- Assignment -
Look for "JSON" in each line of the entries, and return the matching lines.

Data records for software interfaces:
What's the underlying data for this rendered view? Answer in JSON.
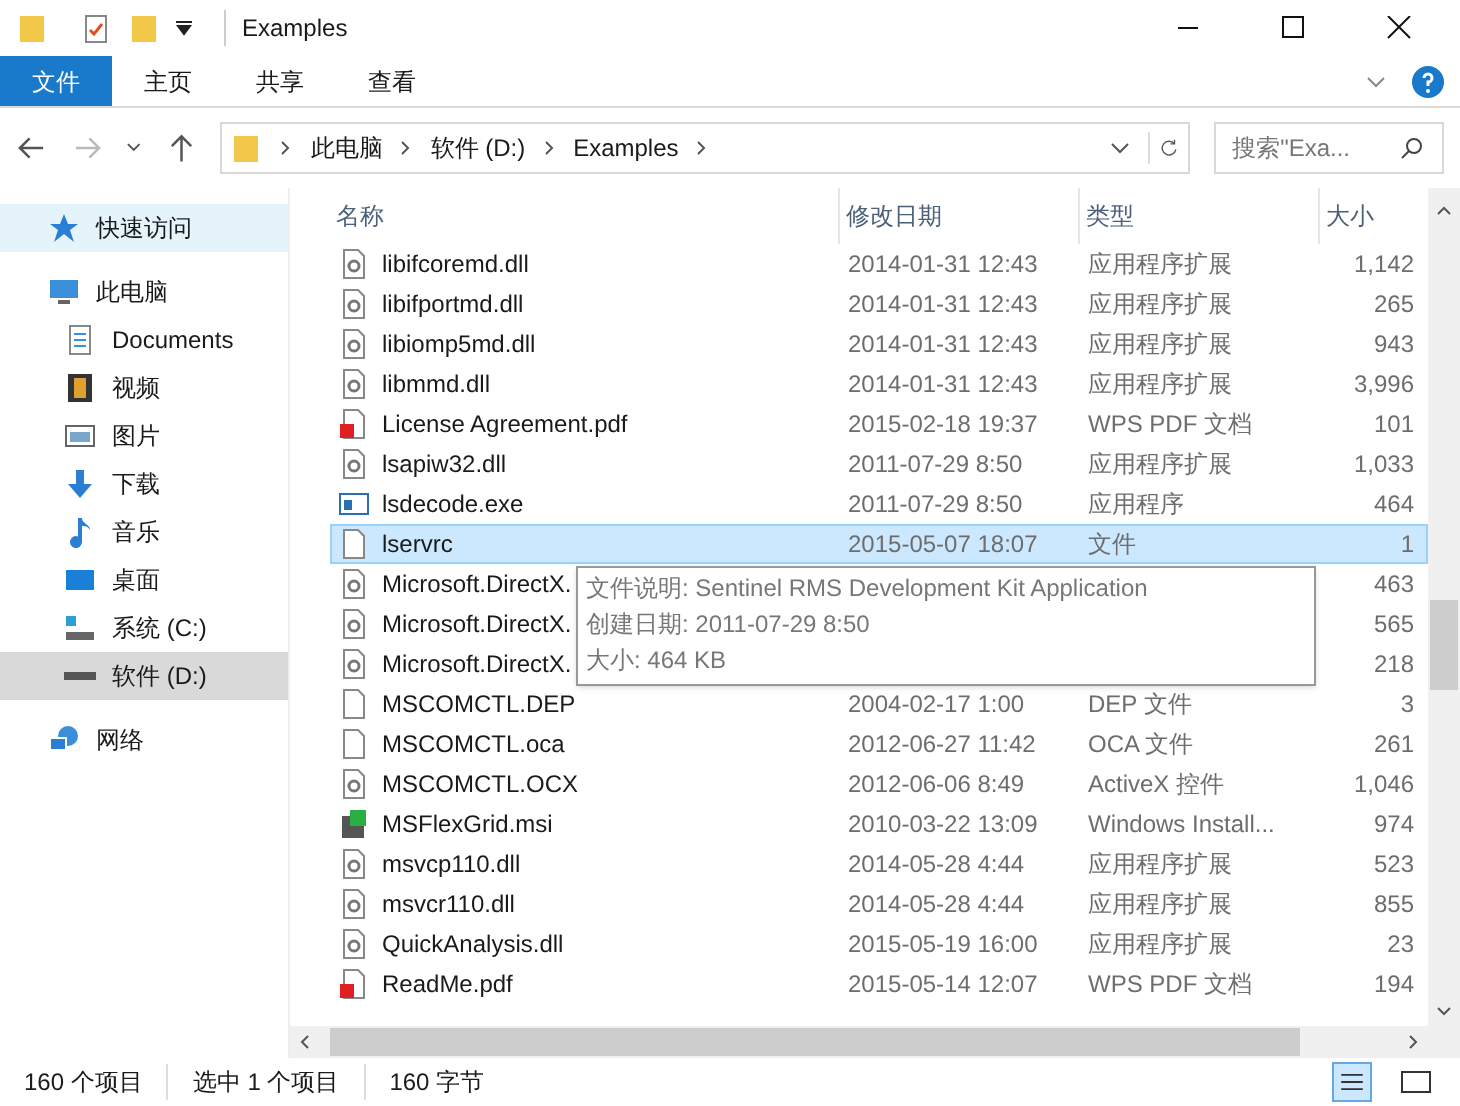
{
  "window": {
    "title": "Examples"
  },
  "ribbon_tabs": [
    {
      "label": "文件",
      "selected": true
    },
    {
      "label": "主页",
      "selected": false
    },
    {
      "label": "共享",
      "selected": false
    },
    {
      "label": "查看",
      "selected": false
    }
  ],
  "address": {
    "crumbs": [
      "此电脑",
      "软件 (D:)",
      "Examples"
    ]
  },
  "search": {
    "placeholder": "搜索\"Exa..."
  },
  "nav": [
    {
      "label": "快速访问",
      "kind": "star",
      "hovered": true,
      "selected": false
    },
    {
      "label": "此电脑",
      "kind": "pc",
      "hovered": false,
      "selected": false,
      "children": [
        {
          "label": "Documents",
          "kind": "doc",
          "hovered": false,
          "selected": false
        },
        {
          "label": "视频",
          "kind": "video",
          "hovered": false,
          "selected": false
        },
        {
          "label": "图片",
          "kind": "picture",
          "hovered": false,
          "selected": false
        },
        {
          "label": "下载",
          "kind": "download",
          "hovered": false,
          "selected": false
        },
        {
          "label": "音乐",
          "kind": "music",
          "hovered": false,
          "selected": false
        },
        {
          "label": "桌面",
          "kind": "desktop",
          "hovered": false,
          "selected": false
        },
        {
          "label": "系统 (C:)",
          "kind": "sysdrive",
          "hovered": false,
          "selected": false
        },
        {
          "label": "软件 (D:)",
          "kind": "drive",
          "hovered": false,
          "selected": true
        }
      ]
    },
    {
      "label": "网络",
      "kind": "network",
      "hovered": false,
      "selected": false
    }
  ],
  "columns": [
    "名称",
    "修改日期",
    "类型",
    "大小"
  ],
  "rows": [
    {
      "kind": "dll",
      "name": "libifcoremd.dll",
      "date": "2014-01-31 12:43",
      "type": "应用程序扩展",
      "size": "1,142",
      "selected": false
    },
    {
      "kind": "dll",
      "name": "libifportmd.dll",
      "date": "2014-01-31 12:43",
      "type": "应用程序扩展",
      "size": "265",
      "selected": false
    },
    {
      "kind": "dll",
      "name": "libiomp5md.dll",
      "date": "2014-01-31 12:43",
      "type": "应用程序扩展",
      "size": "943",
      "selected": false
    },
    {
      "kind": "dll",
      "name": "libmmd.dll",
      "date": "2014-01-31 12:43",
      "type": "应用程序扩展",
      "size": "3,996",
      "selected": false
    },
    {
      "kind": "pdf",
      "name": "License Agreement.pdf",
      "date": "2015-02-18 19:37",
      "type": "WPS PDF 文档",
      "size": "101",
      "selected": false
    },
    {
      "kind": "dll",
      "name": "lsapiw32.dll",
      "date": "2011-07-29 8:50",
      "type": "应用程序扩展",
      "size": "1,033",
      "selected": false
    },
    {
      "kind": "exe",
      "name": "lsdecode.exe",
      "date": "2011-07-29 8:50",
      "type": "应用程序",
      "size": "464",
      "selected": false
    },
    {
      "kind": "file",
      "name": "lservrc",
      "date": "2015-05-07 18:07",
      "type": "文件",
      "size": "1",
      "selected": true
    },
    {
      "kind": "dll",
      "name": "Microsoft.DirectX.",
      "size": "463",
      "selected": false
    },
    {
      "kind": "dll",
      "name": "Microsoft.DirectX.",
      "size": "565",
      "selected": false
    },
    {
      "kind": "dll",
      "name": "Microsoft.DirectX.",
      "size": "218",
      "selected": false
    },
    {
      "kind": "file",
      "name": "MSCOMCTL.DEP",
      "date": "2004-02-17 1:00",
      "type": "DEP 文件",
      "size": "3",
      "selected": false
    },
    {
      "kind": "file",
      "name": "MSCOMCTL.oca",
      "date": "2012-06-27 11:42",
      "type": "OCA 文件",
      "size": "261",
      "selected": false
    },
    {
      "kind": "dll",
      "name": "MSCOMCTL.OCX",
      "date": "2012-06-06 8:49",
      "type": "ActiveX 控件",
      "size": "1,046",
      "selected": false
    },
    {
      "kind": "msi",
      "name": "MSFlexGrid.msi",
      "date": "2010-03-22 13:09",
      "type": "Windows Install...",
      "size": "974",
      "selected": false
    },
    {
      "kind": "dll",
      "name": "msvcp110.dll",
      "date": "2014-05-28 4:44",
      "type": "应用程序扩展",
      "size": "523",
      "selected": false
    },
    {
      "kind": "dll",
      "name": "msvcr110.dll",
      "date": "2014-05-28 4:44",
      "type": "应用程序扩展",
      "size": "855",
      "selected": false
    },
    {
      "kind": "dll",
      "name": "QuickAnalysis.dll",
      "date": "2015-05-19 16:00",
      "type": "应用程序扩展",
      "size": "23",
      "selected": false
    },
    {
      "kind": "pdf",
      "name": "ReadMe.pdf",
      "date": "2015-05-14 12:07",
      "type": "WPS PDF 文档",
      "size": "194",
      "selected": false
    }
  ],
  "tooltip": [
    "文件说明: Sentinel RMS Development Kit Application",
    "创建日期: 2011-07-29 8:50",
    "大小: 464 KB"
  ],
  "status_bar": [
    "160 个项目",
    "选中 1 个项目",
    "160 字节"
  ]
}
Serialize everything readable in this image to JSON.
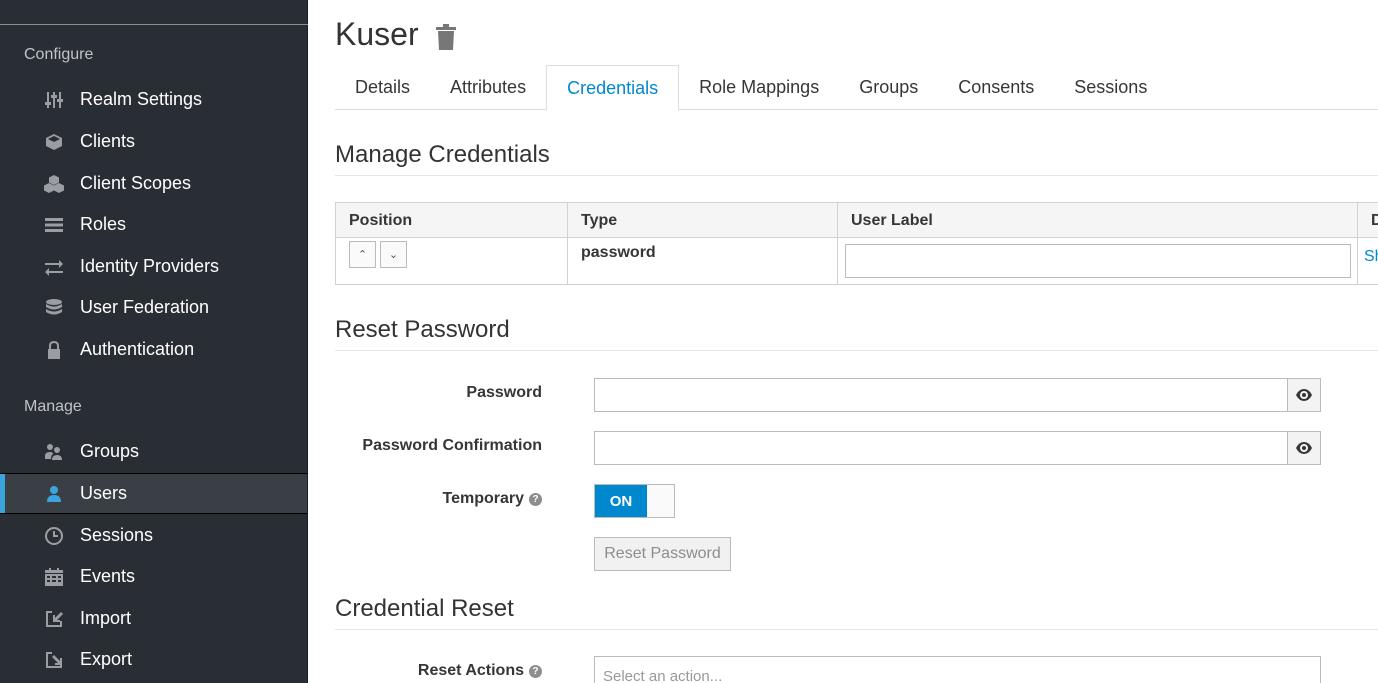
{
  "sidebar": {
    "configure_title": "Configure",
    "manage_title": "Manage",
    "configure_items": [
      {
        "label": "Realm Settings",
        "icon": "sliders-icon"
      },
      {
        "label": "Clients",
        "icon": "cube-icon"
      },
      {
        "label": "Client Scopes",
        "icon": "cubes-icon"
      },
      {
        "label": "Roles",
        "icon": "list-icon"
      },
      {
        "label": "Identity Providers",
        "icon": "exchange-icon"
      },
      {
        "label": "User Federation",
        "icon": "database-icon"
      },
      {
        "label": "Authentication",
        "icon": "lock-icon"
      }
    ],
    "manage_items": [
      {
        "label": "Groups",
        "icon": "users-icon"
      },
      {
        "label": "Users",
        "icon": "user-icon",
        "active": true
      },
      {
        "label": "Sessions",
        "icon": "clock-icon"
      },
      {
        "label": "Events",
        "icon": "calendar-icon"
      },
      {
        "label": "Import",
        "icon": "import-icon"
      },
      {
        "label": "Export",
        "icon": "export-icon"
      }
    ]
  },
  "header": {
    "title": "Kuser",
    "delete_icon": "trash-icon"
  },
  "tabs": [
    {
      "label": "Details"
    },
    {
      "label": "Attributes"
    },
    {
      "label": "Credentials",
      "active": true
    },
    {
      "label": "Role Mappings"
    },
    {
      "label": "Groups"
    },
    {
      "label": "Consents"
    },
    {
      "label": "Sessions"
    }
  ],
  "manage_credentials": {
    "heading": "Manage Credentials",
    "columns": [
      "Position",
      "Type",
      "User Label",
      "D"
    ],
    "rows": [
      {
        "type": "password",
        "user_label": "",
        "action": "Sh"
      }
    ]
  },
  "reset_password": {
    "heading": "Reset Password",
    "password_label": "Password",
    "password_value": "",
    "confirm_label": "Password Confirmation",
    "confirm_value": "",
    "temporary_label": "Temporary",
    "temporary_state": "ON",
    "button_label": "Reset Password"
  },
  "credential_reset": {
    "heading": "Credential Reset",
    "reset_actions_label": "Reset Actions",
    "reset_actions_placeholder": "Select an action..."
  },
  "colors": {
    "sidebar_bg": "#292e34",
    "accent": "#0088ce",
    "active_bar": "#39a5dc"
  }
}
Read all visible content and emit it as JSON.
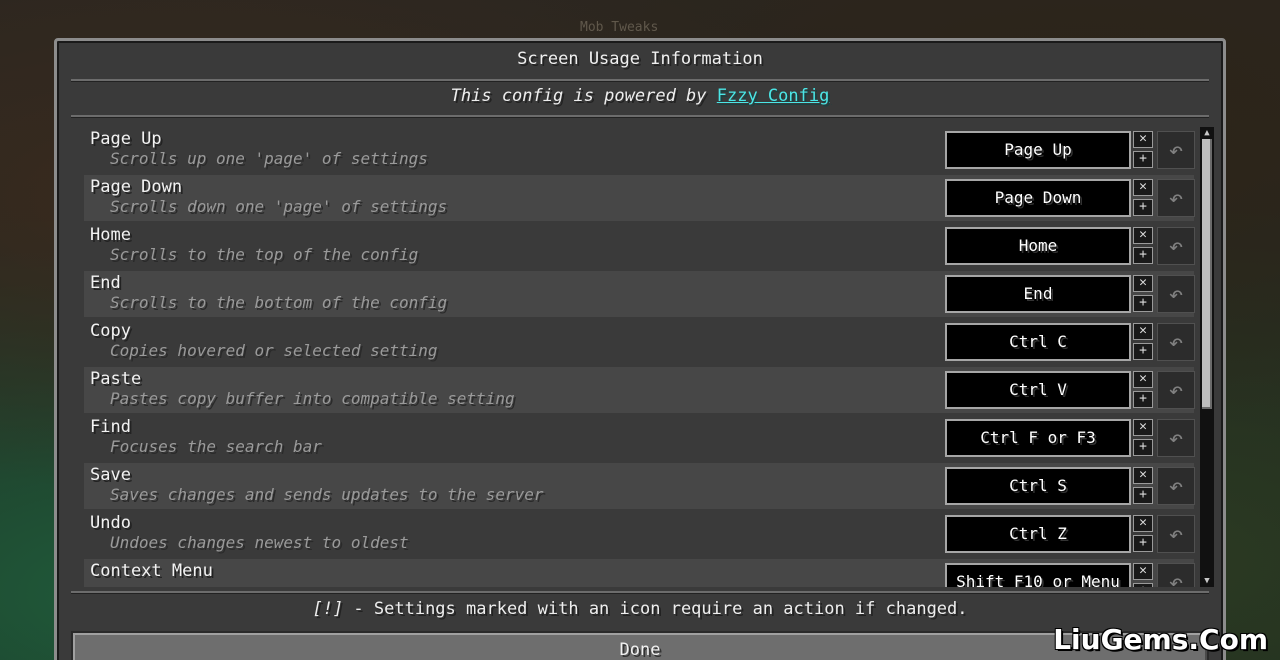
{
  "background_label": "Mob Tweaks",
  "title": "Screen Usage Information",
  "powered": {
    "prefix": "This config is powered by ",
    "link": "Fzzy Config"
  },
  "rows": [
    {
      "name": "Page Up",
      "desc": "Scrolls up one 'page' of settings",
      "key": "Page Up"
    },
    {
      "name": "Page Down",
      "desc": "Scrolls down one 'page' of settings",
      "key": "Page Down"
    },
    {
      "name": "Home",
      "desc": "Scrolls to the top of the config",
      "key": "Home"
    },
    {
      "name": "End",
      "desc": "Scrolls to the bottom of the config",
      "key": "End"
    },
    {
      "name": "Copy",
      "desc": "Copies hovered or selected setting",
      "key": "Ctrl C"
    },
    {
      "name": "Paste",
      "desc": "Pastes copy buffer into compatible setting",
      "key": "Ctrl V"
    },
    {
      "name": "Find",
      "desc": "Focuses the search bar",
      "key": "Ctrl F or F3"
    },
    {
      "name": "Save",
      "desc": "Saves changes and sends updates to the server",
      "key": "Ctrl S"
    },
    {
      "name": "Undo",
      "desc": "Undoes changes newest to oldest",
      "key": "Ctrl Z"
    },
    {
      "name": "Context Menu",
      "desc": "",
      "key": "Shift F10 or Menu"
    }
  ],
  "controls": {
    "remove_glyph": "✕",
    "add_glyph": "+",
    "reset_glyph": "↶"
  },
  "scroll": {
    "up_glyph": "▲",
    "down_glyph": "▼"
  },
  "footer": {
    "mark": "[!]",
    "text": " - Settings marked with an icon require an action if changed."
  },
  "done_label": "Done",
  "watermark": "LiuGems.Com",
  "colors": {
    "link": "#4be6e6",
    "panel": "#3a3a3a",
    "row_alt": "#474747"
  },
  "icons": {
    "reset": "undo-arrow-icon",
    "remove": "close-icon",
    "add": "plus-icon"
  }
}
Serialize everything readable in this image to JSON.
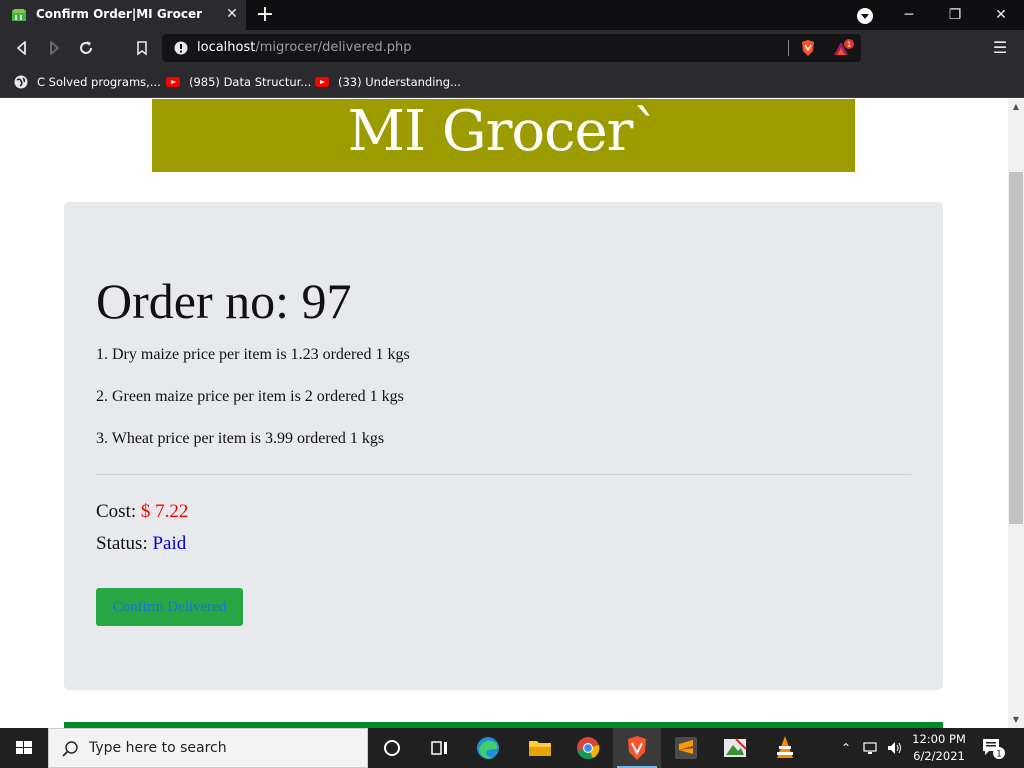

- Your solution -
What's the underlying data for this rendered view? Answer in JSON.
Serialize everything readable in this image to JSON.
Read all visible content and emit it as JSON.
Serialize everything readable in this image to JSON.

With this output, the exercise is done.